Now schools cannot make rules against students having braids, cornrows, and dreadlocks. “For so many people, how you dress and how you look is an expression of who you are.” Pritzker added that for other people “the choices [are] as simple as deciding what makes them [feel] the most comfortable and confident in their own skin. ”
That should be the beginning and the end of the conversation. But for decades, Black people have too often had their natural and protective hairstyles weaponized against them.
After Pritzker signed the bill into law he tweeted that he was “proud” Illinois is “continuing to make powerful strides in transforming the culture of our schools.”
Back in May, the bill was passed by both the Illinois House and Senate. Before Pritzker signed it, the bill was sent back to the Senate for a new name. The bill — Jett Hawkins Law — is named after a 4-year-old Chicago boy who was discriminated against when he was told he could not wear his new braids to school.
Gus “Jett” Hawkins’s mother braided his hair and he was so excited to show off the new do in school. Officials at Providence St. Mel school called his mother to inform her his hairstyle went against the school’s dress code. After hearing about the discrimination against the young boy, Sen. Mike Simmons (D-Chicago) wrote the bill.
After Pritzker made it illegal for schools to put hair discrimination into their school dress codes, Simmons tweeted his thank you to the Illinois Governor.
We have turned the page in Illinois so that Black youth can come to school and wear their hair in a way that honors their heritage without being traumatized by outdated and racist policies.
He also thanked Hawkins’s mother, Ida Nelson, for fighting back against the school’s discrimination against her son’s braids. The new law will allow children to be able to style their hair and proudly wear it to school.
Written by Sheena Robertson
Patch: Hair Discrimination Now Illegal In Illinois Schools Under New Law; by Shannon Antinori

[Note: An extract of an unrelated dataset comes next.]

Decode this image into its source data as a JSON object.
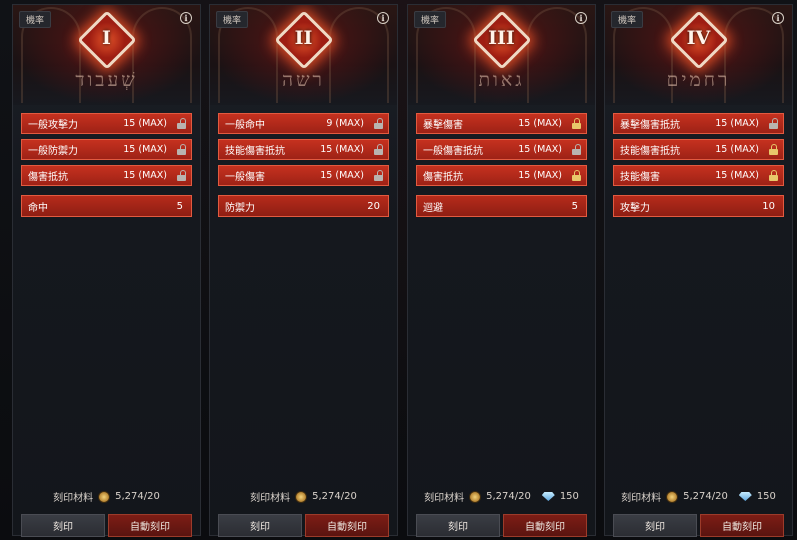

Top and Featured Image Courtesy of Deborah Cooper-Asberry’s Flickr Page – Creative Commons License
Inset Image Courtesy of Anthony Spates’s Flickr Page – Creative Commons License